__WHAT NEEDS TO BE DONE__
Find the word "section" in the listing below. Copy every line that has it.
-- Opening Marker --
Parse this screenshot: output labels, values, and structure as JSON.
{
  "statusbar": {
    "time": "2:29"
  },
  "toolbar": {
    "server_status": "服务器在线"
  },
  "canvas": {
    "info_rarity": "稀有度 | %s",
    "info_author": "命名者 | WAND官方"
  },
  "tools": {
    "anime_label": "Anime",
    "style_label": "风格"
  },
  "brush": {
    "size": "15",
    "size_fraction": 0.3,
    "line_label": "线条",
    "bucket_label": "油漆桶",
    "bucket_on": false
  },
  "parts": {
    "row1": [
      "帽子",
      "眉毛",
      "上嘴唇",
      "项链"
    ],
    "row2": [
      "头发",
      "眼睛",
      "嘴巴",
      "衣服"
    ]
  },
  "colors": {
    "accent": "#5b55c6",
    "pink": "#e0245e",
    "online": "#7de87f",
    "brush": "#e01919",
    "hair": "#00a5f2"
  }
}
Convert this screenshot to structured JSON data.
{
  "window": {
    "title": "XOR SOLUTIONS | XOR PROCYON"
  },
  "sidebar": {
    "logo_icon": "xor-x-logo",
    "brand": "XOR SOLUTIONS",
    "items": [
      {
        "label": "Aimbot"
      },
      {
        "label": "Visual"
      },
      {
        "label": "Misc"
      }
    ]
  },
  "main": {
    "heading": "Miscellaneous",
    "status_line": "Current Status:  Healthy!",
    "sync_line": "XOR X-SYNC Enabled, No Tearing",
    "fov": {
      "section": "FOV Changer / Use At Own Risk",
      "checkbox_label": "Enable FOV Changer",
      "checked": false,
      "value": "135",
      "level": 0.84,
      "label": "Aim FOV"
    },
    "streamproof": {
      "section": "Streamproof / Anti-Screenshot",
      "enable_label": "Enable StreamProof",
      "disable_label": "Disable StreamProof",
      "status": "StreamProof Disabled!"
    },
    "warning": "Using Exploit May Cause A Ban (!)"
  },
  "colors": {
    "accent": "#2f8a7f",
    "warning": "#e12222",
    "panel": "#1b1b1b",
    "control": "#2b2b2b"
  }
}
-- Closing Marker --
__FINISHED EXERCISE__
      "section": "FOV Changer / Use At Own Risk",
      "section": "Streamproof / Anti-Screenshot",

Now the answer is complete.